DATA LISTING:
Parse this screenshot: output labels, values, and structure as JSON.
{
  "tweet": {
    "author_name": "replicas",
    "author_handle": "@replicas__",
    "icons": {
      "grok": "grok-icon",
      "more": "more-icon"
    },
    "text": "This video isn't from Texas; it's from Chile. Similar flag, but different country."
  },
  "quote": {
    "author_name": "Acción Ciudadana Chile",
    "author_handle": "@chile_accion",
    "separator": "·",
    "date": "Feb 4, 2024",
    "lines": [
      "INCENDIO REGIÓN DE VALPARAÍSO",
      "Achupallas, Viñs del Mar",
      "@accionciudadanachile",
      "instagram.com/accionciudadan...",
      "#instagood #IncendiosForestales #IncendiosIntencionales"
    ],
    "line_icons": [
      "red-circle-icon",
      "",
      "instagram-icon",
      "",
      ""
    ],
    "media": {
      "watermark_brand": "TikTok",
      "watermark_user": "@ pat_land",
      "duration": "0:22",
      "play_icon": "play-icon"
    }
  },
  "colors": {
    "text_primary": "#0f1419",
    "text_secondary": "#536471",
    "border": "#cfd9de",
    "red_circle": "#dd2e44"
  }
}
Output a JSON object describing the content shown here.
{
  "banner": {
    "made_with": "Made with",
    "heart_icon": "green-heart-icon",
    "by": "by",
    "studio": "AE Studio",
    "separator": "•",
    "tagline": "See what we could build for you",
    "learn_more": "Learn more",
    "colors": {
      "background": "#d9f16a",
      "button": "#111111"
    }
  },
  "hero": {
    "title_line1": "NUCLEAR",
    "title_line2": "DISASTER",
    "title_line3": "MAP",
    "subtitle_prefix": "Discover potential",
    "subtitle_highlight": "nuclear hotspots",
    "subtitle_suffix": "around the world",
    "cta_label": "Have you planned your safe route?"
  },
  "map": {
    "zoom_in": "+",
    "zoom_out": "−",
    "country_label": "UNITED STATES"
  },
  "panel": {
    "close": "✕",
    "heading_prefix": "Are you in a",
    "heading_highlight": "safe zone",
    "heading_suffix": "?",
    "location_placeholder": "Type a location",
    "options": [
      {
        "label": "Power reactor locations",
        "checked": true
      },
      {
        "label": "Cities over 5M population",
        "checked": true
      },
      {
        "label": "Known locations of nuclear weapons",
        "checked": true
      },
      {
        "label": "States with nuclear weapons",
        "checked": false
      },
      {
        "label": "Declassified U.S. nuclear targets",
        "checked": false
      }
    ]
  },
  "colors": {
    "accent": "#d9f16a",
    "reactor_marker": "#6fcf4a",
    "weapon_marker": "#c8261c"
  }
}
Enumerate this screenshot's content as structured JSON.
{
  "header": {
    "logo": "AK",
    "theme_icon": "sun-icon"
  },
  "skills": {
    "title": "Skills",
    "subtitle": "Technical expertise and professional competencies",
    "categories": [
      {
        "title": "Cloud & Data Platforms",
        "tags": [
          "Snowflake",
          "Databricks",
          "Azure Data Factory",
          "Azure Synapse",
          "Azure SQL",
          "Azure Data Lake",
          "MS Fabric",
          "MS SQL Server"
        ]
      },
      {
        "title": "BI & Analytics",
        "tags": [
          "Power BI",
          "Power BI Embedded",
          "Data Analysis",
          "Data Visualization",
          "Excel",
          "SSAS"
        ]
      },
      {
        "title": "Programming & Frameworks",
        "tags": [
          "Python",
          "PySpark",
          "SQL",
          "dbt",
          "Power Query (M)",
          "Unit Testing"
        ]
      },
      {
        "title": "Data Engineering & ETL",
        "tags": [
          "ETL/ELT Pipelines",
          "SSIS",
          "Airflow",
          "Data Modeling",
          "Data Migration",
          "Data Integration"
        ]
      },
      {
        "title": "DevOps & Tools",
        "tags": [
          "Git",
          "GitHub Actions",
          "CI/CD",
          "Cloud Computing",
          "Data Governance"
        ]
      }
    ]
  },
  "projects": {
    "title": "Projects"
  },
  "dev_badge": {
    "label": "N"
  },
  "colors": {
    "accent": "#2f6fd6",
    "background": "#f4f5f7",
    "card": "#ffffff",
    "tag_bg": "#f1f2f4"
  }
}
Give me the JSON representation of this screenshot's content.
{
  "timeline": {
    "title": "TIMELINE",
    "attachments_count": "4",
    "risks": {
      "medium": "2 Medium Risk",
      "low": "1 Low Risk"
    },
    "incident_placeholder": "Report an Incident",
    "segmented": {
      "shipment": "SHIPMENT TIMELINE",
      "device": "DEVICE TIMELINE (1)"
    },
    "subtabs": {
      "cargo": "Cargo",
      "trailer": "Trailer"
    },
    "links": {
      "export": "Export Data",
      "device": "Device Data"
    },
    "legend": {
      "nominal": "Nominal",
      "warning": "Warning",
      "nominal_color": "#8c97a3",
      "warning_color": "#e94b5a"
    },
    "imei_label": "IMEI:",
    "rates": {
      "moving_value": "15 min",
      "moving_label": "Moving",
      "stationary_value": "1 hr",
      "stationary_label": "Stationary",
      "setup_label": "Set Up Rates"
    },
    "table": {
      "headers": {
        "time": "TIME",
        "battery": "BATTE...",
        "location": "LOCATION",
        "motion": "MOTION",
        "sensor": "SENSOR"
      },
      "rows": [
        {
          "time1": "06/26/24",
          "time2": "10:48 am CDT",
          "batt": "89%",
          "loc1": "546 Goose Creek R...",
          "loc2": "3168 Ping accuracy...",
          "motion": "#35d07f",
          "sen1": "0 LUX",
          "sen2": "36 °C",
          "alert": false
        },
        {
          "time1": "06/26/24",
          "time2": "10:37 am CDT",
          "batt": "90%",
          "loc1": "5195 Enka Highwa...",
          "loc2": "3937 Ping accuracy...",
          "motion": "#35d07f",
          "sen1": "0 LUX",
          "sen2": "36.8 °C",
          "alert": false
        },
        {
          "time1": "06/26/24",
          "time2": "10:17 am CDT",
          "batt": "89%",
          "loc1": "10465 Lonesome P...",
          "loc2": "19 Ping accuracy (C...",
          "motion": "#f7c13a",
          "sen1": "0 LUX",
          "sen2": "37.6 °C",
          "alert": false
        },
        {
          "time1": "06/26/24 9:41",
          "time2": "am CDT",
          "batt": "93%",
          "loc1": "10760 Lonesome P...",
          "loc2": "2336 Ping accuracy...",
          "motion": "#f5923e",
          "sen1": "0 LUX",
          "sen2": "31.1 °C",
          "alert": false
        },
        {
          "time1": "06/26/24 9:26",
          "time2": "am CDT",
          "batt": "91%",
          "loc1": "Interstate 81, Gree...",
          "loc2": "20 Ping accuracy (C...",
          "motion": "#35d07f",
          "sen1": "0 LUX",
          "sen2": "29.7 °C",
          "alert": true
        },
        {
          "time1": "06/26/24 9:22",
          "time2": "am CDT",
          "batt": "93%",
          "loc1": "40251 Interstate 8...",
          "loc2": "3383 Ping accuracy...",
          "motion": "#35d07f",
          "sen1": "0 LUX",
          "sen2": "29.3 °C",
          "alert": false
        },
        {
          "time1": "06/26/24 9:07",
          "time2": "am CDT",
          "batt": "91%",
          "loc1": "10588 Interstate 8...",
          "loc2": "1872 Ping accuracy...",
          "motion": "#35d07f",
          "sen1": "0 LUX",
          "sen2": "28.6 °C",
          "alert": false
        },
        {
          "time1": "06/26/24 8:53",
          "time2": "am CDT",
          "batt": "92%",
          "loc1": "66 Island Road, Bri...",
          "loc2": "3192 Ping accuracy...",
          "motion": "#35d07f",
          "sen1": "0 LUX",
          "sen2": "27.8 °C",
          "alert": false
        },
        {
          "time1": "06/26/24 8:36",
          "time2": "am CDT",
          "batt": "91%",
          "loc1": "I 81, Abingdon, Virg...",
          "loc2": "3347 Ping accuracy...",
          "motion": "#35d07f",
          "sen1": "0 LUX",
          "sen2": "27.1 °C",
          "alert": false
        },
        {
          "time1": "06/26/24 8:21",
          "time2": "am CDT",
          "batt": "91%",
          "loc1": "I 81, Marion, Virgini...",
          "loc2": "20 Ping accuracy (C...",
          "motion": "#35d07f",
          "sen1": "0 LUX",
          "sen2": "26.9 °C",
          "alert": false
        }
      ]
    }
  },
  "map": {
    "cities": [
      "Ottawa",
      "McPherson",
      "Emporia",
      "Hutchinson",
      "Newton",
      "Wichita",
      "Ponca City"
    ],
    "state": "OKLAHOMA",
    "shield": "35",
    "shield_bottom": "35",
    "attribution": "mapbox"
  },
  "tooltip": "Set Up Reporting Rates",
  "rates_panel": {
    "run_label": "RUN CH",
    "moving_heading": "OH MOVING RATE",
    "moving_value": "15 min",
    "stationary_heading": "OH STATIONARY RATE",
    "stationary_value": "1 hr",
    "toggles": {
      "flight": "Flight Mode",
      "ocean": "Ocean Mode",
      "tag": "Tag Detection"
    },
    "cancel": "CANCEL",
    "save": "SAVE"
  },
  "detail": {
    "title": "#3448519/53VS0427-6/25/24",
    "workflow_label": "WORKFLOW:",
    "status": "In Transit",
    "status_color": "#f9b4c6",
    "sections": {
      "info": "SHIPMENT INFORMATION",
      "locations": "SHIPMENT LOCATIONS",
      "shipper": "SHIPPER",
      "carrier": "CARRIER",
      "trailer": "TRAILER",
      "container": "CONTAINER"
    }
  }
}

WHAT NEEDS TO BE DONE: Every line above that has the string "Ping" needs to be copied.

ANSWER SPACE:
          "loc2": "3168 Ping accuracy...",
          "loc2": "3937 Ping accuracy...",
          "loc2": "19 Ping accuracy (C...",
          "loc2": "2336 Ping accuracy...",
          "loc2": "20 Ping accuracy (C...",
          "loc2": "3383 Ping accuracy...",
          "loc2": "1872 Ping accuracy...",
          "loc2": "3192 Ping accuracy...",
          "loc2": "3347 Ping accuracy...",
          "loc2": "20 Ping accuracy (C...",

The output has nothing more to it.